Also, manufacturers usually don’t jump from having a local presence via six or seven distributors in 15 countries, to just one distributor – that would be too risky a change to make.
COMM-TEC has carried branded products of its own for a few years now. What is the thinking behind that?
It’s for products where the COMM-TEC brand is much better known in Europe than the Asian manufacturer’s name – it’s an OEM approach. The other aspect is that we sometimes identify niche products that are not available with the feature set that we think can be sold – then we draw up a design and a feature set and have the product manufactured by partners. And, to return to portfolio issues, we have exclusivity all around the world on COMM-TEC branded products.

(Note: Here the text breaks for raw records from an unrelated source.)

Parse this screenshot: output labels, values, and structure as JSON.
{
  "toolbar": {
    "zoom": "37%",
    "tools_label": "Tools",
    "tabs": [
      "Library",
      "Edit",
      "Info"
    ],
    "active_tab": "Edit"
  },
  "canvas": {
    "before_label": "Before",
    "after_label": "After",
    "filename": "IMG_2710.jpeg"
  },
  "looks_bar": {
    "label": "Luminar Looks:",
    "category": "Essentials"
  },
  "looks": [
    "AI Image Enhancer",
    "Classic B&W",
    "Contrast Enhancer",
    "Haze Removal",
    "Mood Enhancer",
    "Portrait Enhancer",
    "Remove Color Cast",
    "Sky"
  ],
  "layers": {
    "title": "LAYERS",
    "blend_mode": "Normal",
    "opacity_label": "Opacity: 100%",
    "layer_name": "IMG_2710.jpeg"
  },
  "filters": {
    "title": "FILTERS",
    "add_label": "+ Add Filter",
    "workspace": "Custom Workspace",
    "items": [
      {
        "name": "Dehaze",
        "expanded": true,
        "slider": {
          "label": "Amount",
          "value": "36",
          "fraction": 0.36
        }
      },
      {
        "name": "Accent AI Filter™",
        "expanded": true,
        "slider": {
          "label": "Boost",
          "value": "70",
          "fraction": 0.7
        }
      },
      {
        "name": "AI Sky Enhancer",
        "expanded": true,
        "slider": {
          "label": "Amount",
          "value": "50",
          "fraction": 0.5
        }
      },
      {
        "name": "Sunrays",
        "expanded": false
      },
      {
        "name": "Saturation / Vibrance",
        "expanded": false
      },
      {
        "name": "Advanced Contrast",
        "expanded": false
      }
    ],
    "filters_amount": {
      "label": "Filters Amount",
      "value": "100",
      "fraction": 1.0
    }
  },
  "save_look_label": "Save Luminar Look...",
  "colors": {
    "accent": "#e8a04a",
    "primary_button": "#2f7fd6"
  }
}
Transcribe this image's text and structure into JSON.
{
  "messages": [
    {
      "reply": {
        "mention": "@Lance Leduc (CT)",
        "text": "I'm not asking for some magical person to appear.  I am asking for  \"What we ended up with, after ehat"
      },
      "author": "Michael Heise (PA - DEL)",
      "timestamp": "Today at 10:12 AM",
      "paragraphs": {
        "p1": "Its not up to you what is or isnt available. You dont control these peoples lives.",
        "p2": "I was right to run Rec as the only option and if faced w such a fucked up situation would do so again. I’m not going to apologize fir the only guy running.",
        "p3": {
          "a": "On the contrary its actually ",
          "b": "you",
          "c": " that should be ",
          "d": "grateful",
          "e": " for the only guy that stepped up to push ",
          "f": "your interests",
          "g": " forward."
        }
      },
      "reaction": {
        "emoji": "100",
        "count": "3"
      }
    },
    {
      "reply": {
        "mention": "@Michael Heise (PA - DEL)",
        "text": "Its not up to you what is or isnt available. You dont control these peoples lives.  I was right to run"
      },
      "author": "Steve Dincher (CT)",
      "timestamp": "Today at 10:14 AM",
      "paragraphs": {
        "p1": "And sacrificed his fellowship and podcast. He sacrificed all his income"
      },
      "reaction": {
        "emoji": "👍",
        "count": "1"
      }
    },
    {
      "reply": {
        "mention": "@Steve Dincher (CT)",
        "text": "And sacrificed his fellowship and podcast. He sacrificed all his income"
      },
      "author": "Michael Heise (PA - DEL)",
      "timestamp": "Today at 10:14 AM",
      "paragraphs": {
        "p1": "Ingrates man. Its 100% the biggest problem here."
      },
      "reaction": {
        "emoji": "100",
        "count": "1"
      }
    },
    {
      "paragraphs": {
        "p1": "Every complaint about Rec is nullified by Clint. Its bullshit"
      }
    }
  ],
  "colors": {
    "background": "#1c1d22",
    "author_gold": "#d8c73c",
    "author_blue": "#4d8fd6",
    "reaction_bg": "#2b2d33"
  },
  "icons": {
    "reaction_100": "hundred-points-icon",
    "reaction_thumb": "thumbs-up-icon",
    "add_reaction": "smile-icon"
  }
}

How much has COMM-TEC’s business been affected by AV-IT convergence?
It has changed a lot, and it still changes day by day. In recent years we have had more and more IT system integrators as customers, because we carry products that they need. A good example is ClickShare – it’s a conference room collaboration product, but IT integrators work inside conference rooms so they see the need for these kinds of products. On the other side, we make marketing approaches towards the IT channel, offering solutions and brands that they need.
There has also been a major change among pro-AV integrators: either they have seen the need to embrace IT technology or they have been confronted with it. We have done webinars, seminars, training sessions on IT equipment in pro-AV installations. We have been driven by manufacturers who brought more and more IT products into our portfolio, and we made sure that we were a partner for pro-AV integrators to get the training and the products that they need.
If you could wave a magic wand and change one thing about the industry as a whole, what would it be?
There is no clear certificate needed in the pro-AV industry – almost anyone can open up an integration company and start work. This is not the case with the IT industry – there you need to have certificates to buy certain brands. With the pro-AV industry there are no standards where integration companies need to prove that they are capable of doing things. What InfoComm is doing on certification hasn’t really ended up in the German-speaking market.
It would benefit end users, manufacturers and integrators: often currently the end user is working in good faith with what he thinks is a professional company, and he gives the order to the cheapest bidder without knowing that the project he will get in the end will be different from what he would get from a strong integrator.
Finally, do you have any unfulfilled ambitions – either personal or professional?
The answer is no. The only thing I can say here is I want to make COMM-TEC even bigger and stronger. It’s good already, but I’m aiming to make it better – the ambition is to keep it growing.